How quickly? Dr. O’Malley’s research associate could come back to the lab and implement the latest changes in one afternoon. He could then return to the hospital, upload the new controller design, test it out and it’d be ready to go for the patient the next day. “That’s how quickly QUARC enabled us to refine and implement our controller design. The speed of QUARC is an important key to the whole development process.”
By working with the therapists and patients early in the process, Dr. O’Malley and her associate were able to enact continuous improvement on the hardware and software interface. They’re currently collecting data from a trial with multiple subjects in a more controlled experiment and seeing really positive results of the robotic rehabilitation. “I want to note Quanser’s high level of customer support throughout our development process,” Dr. O’Malley says. It’s not uncommon for my students to get on the phone with someone at Quanser who wrote the block they’re working with. The Quanser Academic Solutions Advisor has been extremely helpful since he knows the problems we were facing, and the applications. He always connects us to the right people to solve or discuss any issue that arises.”
More funding and new project possibilities
Today the rehab robot project continues to move forward. “Thanks to Quanser hardware and software, our process could be iterative and produce the best output possible in a short amount of time. We now have hard pilot data that positions us to get additional funding to develop the Wrist on a larger scale. We’ve gotten interest from a major funding foundation to move towards a more robust and viable form of the hardware. And the hospital we’re working with wants to deploy to multiple sites potentially.”

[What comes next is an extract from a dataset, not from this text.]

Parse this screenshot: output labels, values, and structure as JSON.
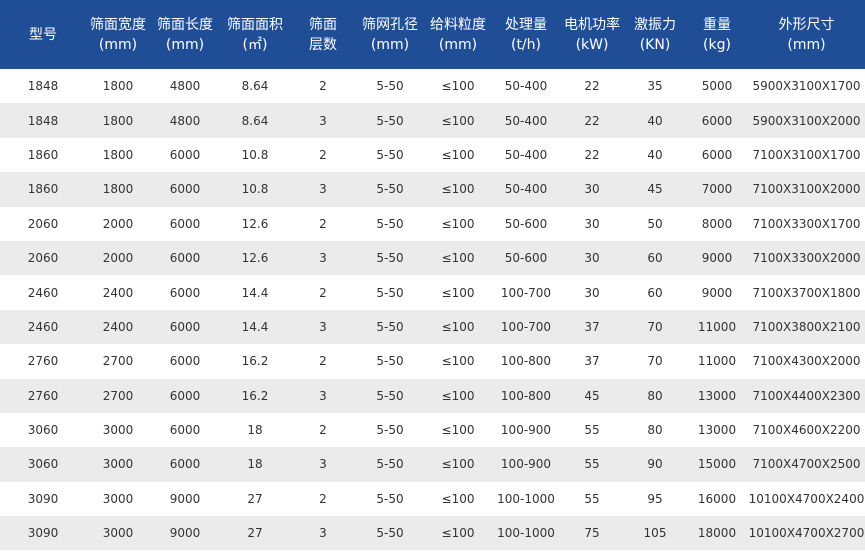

There is potential to develop this project beyond the rehabilitation realm. “Broadly speaking, the goal of MAHI is to design and develop robotic or mechatronic devices and their associated controllers to enhance or augment the human sensory-motor control system,” says Dr. O’Malley. “What we’ve learned from with QUARC and the Q8 data acquisition board can help us develop haptic interfaces coupled to virtual environments for training a wide range of new skills. It could be rehabilitation after a stroke or a spinal cord injury, or it could be a pilot learning to fly an airplane. There are some pretty significant similarities between relearning and learning. And we think we now have some pretty impressive hardware and software tools to contribute to that grander development.”